The massive Salmonella Saintpaul outbreak from February through April 2009 was featured in a story by WHAS 11 News in Louisville, Kentucky. Drew Falkenstein spoke with Channel 11’s Adam Walser about the outbreak:
Good Lord, where do I start? Well, to begin with, thank you to Mr. Orwig (picture left), Caudill Seed, and Jim Prevor, aka "the Perishable Pundit" (the latter thank you being entirely without my tongue in my cheek–I really do enjoy Jim’s weekly emails) for a wealth of extremely valuable information. What I’m referring to here is an interview that the Pundit had with Lyle Orwig, spokesman for Caudill Seed, who is now embroiled, despite any remonstrances to the contrary, in a public health nightmare–i.e. national Salmonella outbreak–linked to its alfalfa sprout seeds. Read the interview here.
There are lots of things to talk about, legal and otherwise, after reading the interview. Much of it will have to wait for official discovery and trial, but I do want to highlight just a couple of things:
Pundit: FDA says the preliminary epidemiology ties the alfalfa salmonella outbreak to Caudill seeds. What can you tell us?
Orwig: The seeds have been implicated but there is no proof. While the seeds are said to be epidemiologically linked, FDA hasn’t been able to conclusively tie the source of the salmonella in the sprouts back to where it actually occurred. FDA would need an exact fingerprint serotype match, but it has no confirmed test.
From the seed company perspective, we encourage all sprouters to follow FDA food safety guidance.
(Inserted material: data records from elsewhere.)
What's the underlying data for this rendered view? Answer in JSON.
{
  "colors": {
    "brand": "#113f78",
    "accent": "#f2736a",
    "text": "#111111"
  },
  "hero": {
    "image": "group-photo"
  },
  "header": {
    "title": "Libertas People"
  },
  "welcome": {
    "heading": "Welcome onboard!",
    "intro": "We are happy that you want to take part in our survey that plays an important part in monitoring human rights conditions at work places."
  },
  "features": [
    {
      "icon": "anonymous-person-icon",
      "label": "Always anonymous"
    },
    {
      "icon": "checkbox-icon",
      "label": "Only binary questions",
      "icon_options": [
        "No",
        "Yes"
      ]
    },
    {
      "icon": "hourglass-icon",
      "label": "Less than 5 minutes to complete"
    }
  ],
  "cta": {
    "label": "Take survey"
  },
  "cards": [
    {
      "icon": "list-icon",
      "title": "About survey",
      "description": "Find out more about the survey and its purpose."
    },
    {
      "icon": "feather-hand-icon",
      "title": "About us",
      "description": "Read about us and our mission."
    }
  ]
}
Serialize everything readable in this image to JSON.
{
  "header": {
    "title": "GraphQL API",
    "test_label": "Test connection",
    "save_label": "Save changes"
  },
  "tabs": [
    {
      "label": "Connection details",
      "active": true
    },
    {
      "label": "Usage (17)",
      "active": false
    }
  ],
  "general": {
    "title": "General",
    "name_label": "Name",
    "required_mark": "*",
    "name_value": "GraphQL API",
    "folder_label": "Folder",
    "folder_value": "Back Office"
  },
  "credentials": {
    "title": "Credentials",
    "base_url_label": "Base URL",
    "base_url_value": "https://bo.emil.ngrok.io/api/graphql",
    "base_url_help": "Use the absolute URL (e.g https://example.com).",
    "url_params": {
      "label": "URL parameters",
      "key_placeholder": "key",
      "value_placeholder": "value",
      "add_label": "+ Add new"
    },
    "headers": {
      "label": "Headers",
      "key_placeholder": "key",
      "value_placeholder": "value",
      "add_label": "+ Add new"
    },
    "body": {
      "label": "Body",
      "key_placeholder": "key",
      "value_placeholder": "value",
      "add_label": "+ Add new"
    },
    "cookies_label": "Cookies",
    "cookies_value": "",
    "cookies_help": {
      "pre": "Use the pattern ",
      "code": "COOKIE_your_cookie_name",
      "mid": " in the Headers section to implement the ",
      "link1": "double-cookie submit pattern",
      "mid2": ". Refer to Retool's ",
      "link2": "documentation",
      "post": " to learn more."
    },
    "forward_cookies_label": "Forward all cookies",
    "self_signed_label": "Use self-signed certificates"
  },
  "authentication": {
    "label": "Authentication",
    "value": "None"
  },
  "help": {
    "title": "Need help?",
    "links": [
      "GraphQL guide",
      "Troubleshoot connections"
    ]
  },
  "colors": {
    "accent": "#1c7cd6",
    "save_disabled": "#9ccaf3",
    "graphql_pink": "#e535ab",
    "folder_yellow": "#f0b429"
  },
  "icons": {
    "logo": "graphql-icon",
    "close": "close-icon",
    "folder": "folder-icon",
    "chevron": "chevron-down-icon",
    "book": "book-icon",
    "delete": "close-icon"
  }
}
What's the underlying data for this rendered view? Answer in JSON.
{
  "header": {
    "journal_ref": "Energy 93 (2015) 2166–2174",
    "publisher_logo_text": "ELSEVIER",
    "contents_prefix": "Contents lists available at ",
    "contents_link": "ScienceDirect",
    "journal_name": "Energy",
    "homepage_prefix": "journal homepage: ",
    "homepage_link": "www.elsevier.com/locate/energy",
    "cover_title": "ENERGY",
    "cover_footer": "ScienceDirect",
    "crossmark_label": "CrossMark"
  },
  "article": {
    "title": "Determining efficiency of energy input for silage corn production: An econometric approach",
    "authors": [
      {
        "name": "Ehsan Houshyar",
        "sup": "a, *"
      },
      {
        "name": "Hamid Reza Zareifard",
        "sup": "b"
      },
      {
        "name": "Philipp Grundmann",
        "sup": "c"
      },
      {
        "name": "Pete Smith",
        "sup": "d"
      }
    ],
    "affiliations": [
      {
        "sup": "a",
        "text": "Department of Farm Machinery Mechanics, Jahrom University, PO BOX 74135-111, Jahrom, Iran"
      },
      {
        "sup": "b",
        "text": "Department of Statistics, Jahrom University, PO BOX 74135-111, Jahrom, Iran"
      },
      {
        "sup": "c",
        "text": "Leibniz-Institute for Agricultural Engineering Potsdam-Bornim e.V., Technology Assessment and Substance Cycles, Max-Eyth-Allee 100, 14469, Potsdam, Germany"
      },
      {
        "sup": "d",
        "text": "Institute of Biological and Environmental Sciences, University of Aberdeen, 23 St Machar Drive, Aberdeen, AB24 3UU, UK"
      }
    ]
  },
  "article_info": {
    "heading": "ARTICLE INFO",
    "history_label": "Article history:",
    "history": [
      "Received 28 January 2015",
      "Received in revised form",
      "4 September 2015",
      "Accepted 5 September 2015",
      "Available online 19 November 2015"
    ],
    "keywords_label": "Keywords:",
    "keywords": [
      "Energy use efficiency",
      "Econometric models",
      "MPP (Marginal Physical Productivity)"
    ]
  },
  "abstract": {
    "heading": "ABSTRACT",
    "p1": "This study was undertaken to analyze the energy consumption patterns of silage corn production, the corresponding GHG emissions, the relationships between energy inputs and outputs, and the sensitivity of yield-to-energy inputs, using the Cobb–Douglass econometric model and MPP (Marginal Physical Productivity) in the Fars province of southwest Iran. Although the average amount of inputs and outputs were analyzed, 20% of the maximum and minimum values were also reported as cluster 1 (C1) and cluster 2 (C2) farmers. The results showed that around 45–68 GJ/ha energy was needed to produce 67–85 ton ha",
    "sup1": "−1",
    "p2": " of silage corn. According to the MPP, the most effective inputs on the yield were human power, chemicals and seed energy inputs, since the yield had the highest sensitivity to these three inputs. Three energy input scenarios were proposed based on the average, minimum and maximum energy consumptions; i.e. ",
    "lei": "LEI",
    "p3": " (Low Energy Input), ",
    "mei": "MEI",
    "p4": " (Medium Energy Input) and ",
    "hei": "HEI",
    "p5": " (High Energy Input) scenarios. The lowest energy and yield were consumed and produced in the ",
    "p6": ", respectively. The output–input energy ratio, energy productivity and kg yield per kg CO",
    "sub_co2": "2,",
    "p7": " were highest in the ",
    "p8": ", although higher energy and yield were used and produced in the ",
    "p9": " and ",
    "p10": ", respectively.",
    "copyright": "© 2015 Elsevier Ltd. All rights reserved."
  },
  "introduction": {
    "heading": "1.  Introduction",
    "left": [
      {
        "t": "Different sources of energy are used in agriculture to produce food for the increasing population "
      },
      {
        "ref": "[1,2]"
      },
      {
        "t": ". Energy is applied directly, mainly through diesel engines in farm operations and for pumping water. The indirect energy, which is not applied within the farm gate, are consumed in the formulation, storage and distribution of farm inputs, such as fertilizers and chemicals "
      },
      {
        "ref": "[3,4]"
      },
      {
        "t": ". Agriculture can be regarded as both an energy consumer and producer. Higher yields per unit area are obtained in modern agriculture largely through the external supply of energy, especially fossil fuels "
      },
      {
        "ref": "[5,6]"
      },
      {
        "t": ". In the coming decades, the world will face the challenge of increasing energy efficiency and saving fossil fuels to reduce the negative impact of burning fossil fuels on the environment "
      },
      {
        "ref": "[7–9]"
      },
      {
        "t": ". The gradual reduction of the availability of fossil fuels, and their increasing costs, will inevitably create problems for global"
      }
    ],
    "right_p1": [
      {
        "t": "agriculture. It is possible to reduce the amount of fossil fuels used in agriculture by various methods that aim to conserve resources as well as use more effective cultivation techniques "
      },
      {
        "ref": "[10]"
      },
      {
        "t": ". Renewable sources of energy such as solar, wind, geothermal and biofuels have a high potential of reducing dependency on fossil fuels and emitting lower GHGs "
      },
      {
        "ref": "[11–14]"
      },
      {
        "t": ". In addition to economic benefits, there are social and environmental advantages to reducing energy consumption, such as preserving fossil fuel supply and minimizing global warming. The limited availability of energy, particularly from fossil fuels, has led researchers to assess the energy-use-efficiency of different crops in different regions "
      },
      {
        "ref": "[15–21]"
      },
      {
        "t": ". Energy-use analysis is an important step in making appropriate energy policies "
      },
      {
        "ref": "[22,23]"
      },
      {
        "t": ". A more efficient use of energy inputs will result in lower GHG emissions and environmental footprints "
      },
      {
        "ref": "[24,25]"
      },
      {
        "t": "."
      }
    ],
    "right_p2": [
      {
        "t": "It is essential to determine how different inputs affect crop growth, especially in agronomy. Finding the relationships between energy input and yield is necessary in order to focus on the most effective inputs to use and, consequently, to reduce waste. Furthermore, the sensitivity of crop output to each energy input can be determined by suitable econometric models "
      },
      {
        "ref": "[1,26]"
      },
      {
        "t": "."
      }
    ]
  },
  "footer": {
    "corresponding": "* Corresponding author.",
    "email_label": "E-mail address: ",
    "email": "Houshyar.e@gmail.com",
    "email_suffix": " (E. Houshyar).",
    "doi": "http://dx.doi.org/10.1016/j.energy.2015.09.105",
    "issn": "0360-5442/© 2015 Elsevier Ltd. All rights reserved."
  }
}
Back in ’99, they did all that work to establish best practices. If the seeds are treated with recommended soaking chemical and the sprouters do that and test and hold, we wouldn’t be talking about this problem now. Not everyone tests and holds.
The voice of reason (that’s debatable): I don’t mean to tell anybody how to do their job. That is for bosses, and I’m not there yet. Mr. Orwig is a public relations guy who works for a prominent PR firm called Charleston Orwig. Here is my one bit of advice for Mr. Orwig: you do not do your business or, more importantly, your client’s business any good by trying to obscure the issue. I don’t know, maybe it’s a legitimate PR tactic to deny and then hedge, but the reality is that Caudill has been linked to a massive salmonella outbreak. How do I know? What do 228 people across the country who are sick with Salmonella Saintpaul have in common? You guessed it. I don’t need a genetically matched sample from the grounds or product at Caudill Seed to convince a jury of that.
Are food safety measures conducted at the seed level? Does the seed company hold some responsibility here? On your website, it says all of the alfalfa sprouting seed provided by Caudill has been tested for germination, purity and absence of salmonella and E coli. How does that work?
We sell a raw agricultural product. What that means is that the alfalfa seed is either put into the ground to grow, or the sprouter will use it to produce edible product. It can be the same seed. Part of the seed industry law, in and of itself, is that when we sell, there’s a seed tag that shows what the germination is of that bag of seed, as well as the purity and process it has gone through. This is part of the federal law we follow that has to go on every bag we send out. When we buy seed, it’s sorted, tested and bagged and when it’s bagged and the tag goes on it, we’ve followed our legal duty. Then it’s the sprouter’s responsibility.
The voice of reason (highly debatable): Mr. Orwig gives yet another example of the attitude that, in my view, is responsible for many, many of the foodborne illnesses that occur in this country every year. Essentially what he’s saying is, "our responsibility for food safety begins when the seeds come through our doors, and our responsibility ends when the seeds leave." Is bullshit too strong a word here? I don’t care about FDA guidance, if any, on this issue. Caudill, you and every other food manufacturer in the country has a continuing obligation to protect the people you profit from–i.e. consumers–before you receive your product and after you sell it. This means, at a minimum, knowing the companies you do business with, and knowing all intended uses. It also means TAKING ADEQUATE STEPS TO PROTECT THE CONSUMERS WHEN YOU KNOW, OR HAVE REASON TO KNOW, THAT A PROBLEM EXISTS. See my post yesterday about recalls and market withdrawals. I guess the good thing in this kind of attitude is that it will keep us in business. I don’t know how this helps consumers of your products though.Continue Reading Interview with Lyle Orwig, Spokesman for Caudill Seed
Steve Meyerowitz is, apparently, the Sproutman. Although I disagree with his analysis of the numbers–i.e. Sprouts have caused a hell of a lot more foodborne illnesses than 2,000 in the last 40 years–it’s good to see an industry man who recognizes the risks associated with his product, and who cares enough about consumer health…
California, Nevada, Oregon, and Washington health officials are warning that alfalfa sprouts sold by Salad Cosmo USA Corp., a California company, may be contaminated with Salmonella. Routine testing revealed Salmonella contamination in alfalfa sprout seeds at Salad Cosmo, and the company instituted a voluntary recall of the products. An article in the San Jose…